Listed records Start Marker
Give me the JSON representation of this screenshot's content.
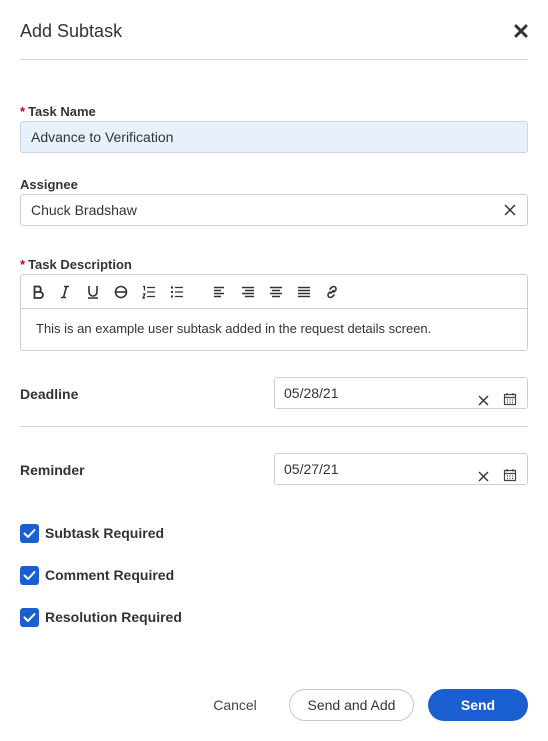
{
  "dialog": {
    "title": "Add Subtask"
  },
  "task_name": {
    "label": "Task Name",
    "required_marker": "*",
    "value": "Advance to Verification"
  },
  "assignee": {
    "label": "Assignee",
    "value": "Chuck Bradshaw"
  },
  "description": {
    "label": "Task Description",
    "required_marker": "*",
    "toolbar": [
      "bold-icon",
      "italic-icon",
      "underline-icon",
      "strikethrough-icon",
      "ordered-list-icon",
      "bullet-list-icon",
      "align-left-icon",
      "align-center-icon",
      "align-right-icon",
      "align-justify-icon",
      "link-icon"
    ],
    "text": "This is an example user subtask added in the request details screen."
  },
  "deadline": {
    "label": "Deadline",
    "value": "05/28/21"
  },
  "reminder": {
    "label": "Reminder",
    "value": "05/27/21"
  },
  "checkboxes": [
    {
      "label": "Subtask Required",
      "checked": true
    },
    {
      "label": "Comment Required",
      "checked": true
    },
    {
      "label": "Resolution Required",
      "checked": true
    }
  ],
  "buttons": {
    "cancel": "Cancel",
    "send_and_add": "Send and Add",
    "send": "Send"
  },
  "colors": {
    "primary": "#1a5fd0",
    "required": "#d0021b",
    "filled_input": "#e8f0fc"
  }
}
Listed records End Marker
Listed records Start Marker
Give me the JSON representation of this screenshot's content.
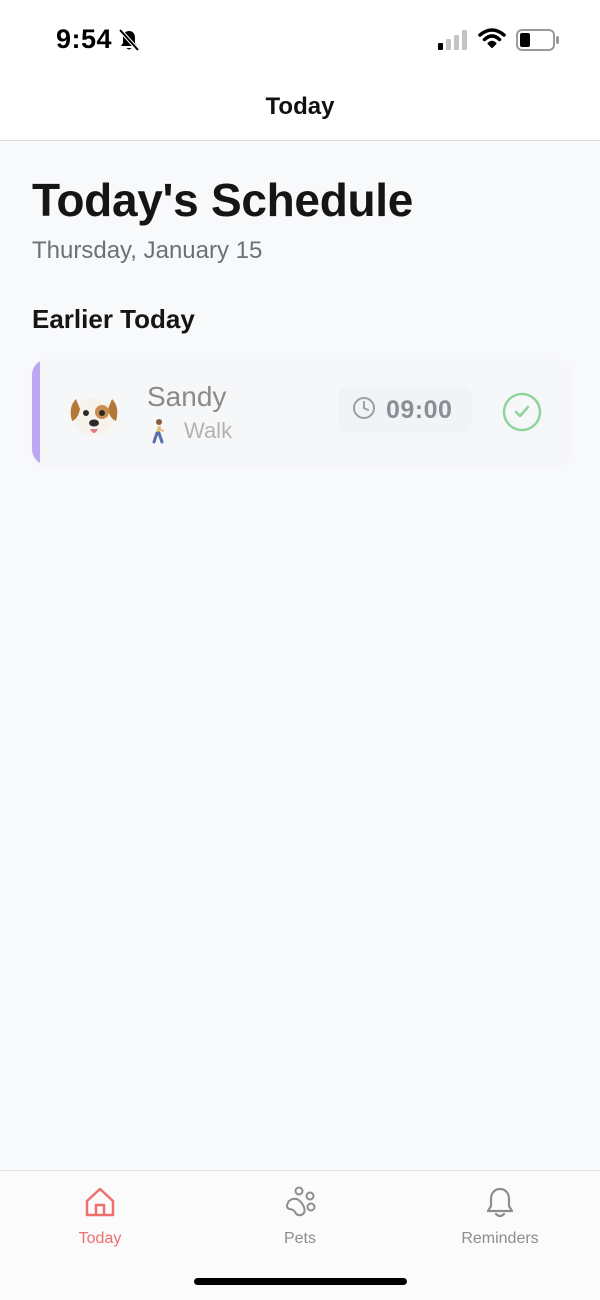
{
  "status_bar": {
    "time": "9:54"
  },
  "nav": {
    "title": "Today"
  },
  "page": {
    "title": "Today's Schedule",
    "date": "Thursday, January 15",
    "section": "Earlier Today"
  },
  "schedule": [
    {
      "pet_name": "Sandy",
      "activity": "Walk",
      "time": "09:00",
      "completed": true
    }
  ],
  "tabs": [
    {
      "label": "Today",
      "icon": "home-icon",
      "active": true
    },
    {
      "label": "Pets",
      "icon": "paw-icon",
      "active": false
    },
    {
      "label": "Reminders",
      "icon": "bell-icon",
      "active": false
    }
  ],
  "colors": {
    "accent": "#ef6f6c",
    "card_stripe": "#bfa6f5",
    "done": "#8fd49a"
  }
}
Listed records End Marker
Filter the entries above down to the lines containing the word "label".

Answer to the exercise =>
    "label": "Task Name",
    "label": "Assignee",
    "label": "Task Description",
    "label": "Deadline",
    "label": "Reminder",
      "label": "Subtask Required",
      "label": "Comment Required",
      "label": "Resolution Required",
      "label": "Today",
      "label": "Pets",
      "label": "Reminders",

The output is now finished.